What lines in the entries hold the string "icon"? List them.

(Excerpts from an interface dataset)

——————————

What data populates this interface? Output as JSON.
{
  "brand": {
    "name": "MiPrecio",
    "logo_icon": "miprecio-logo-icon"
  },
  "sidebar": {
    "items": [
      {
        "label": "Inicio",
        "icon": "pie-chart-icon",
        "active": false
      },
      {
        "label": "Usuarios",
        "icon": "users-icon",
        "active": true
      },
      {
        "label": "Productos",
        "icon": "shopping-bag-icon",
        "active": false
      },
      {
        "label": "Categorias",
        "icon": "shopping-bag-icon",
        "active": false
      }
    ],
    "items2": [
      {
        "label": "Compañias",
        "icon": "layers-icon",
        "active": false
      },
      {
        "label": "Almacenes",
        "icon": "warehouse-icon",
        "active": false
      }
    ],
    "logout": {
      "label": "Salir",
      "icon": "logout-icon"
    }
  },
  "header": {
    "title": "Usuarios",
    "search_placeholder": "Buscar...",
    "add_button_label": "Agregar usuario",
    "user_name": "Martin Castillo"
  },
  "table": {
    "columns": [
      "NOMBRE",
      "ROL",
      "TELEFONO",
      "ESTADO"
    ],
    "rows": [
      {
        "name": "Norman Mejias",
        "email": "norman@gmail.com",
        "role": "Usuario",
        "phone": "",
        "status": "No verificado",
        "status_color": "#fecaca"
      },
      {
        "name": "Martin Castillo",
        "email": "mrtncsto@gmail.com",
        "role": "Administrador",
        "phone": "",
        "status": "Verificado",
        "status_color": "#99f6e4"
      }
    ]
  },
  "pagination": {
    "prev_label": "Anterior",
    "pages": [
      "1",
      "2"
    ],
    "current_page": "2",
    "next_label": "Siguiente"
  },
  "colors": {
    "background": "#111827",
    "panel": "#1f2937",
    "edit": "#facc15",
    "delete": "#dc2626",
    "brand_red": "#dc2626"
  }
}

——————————

Reply —
    "logo_icon": "miprecio-logo-icon"
        "icon": "pie-chart-icon",
        "icon": "users-icon",
        "icon": "shopping-bag-icon",
        "icon": "shopping-bag-icon",
        "icon": "layers-icon",
        "icon": "warehouse-icon",
      "icon": "logout-icon"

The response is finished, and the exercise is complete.